Exercise objective: All of the data below should be written out exactly.

☆ ☆ ☆

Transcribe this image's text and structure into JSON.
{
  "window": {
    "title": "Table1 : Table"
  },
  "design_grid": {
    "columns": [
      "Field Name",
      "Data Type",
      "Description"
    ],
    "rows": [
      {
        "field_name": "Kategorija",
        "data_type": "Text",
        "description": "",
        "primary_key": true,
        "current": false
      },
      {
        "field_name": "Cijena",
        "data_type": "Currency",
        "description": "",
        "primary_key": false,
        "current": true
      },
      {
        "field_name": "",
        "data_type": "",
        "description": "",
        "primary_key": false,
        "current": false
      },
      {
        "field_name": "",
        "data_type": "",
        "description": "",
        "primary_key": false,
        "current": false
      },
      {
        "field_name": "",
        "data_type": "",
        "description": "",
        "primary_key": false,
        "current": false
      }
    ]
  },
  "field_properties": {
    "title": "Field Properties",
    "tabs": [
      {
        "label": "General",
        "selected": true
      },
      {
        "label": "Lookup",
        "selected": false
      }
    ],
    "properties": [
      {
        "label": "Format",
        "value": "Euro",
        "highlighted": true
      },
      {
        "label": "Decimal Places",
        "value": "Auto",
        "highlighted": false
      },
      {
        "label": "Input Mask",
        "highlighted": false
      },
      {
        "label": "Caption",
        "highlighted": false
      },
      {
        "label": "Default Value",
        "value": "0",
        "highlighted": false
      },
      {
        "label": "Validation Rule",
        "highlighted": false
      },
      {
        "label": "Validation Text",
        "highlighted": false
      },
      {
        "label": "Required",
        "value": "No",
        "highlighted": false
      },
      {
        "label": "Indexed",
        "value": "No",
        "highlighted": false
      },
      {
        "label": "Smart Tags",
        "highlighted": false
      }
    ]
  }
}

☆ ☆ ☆

Reply to the exercise:
Transcribe this image's text and structure into JSON.
{
  "window": {
    "title": "Table1 : Table"
  },
  "design_grid": {
    "columns": [
      "Field Name",
      "Data Type",
      "Description"
    ],
    "rows": [
      {
        "field_name": "Kategorija",
        "data_type": "Text",
        "description": "",
        "primary_key": true,
        "current": false
      },
      {
        "field_name": "Cijena",
        "data_type": "Currency",
        "description": "",
        "primary_key": false,
        "current": true
      },
      {
        "field_name": "",
        "data_type": "",
        "description": "",
        "primary_key": false,
        "current": false
      },
      {
        "field_name": "",
        "data_type": "",
        "description": "",
        "primary_key": false,
        "current": false
      },
      {
        "field_name": "",
        "data_type": "",
        "description": "",
        "primary_key": false,
        "current": false
      }
    ]
  },
  "field_properties": {
    "title": "Field Properties",
    "tabs": [
      {
        "label": "General",
        "selected": true
      },
      {
        "label": "Lookup",
        "selected": false
      }
    ],
    "properties": [
      {
        "label": "Format",
        "value": "Euro",
        "highlighted": true
      },
      {
        "label": "Decimal Places",
        "value": "Auto",
        "highlighted": false
      },
      {
        "label": "Input Mask",
        "highlighted": false
      },
      {
        "label": "Caption",
        "highlighted": false
      },
      {
        "label": "Default Value",
        "value": "0",
        "highlighted": false
      },
      {
        "label": "Validation Rule",
        "highlighted": false
      },
      {
        "label": "Validation Text",
        "highlighted": false
      },
      {
        "label": "Required",
        "value": "No",
        "highlighted": false
      },
      {
        "label": "Indexed",
        "value": "No",
        "highlighted": false
      },
      {
        "label": "Smart Tags",
        "highlighted": false
      }
    ]
  }
}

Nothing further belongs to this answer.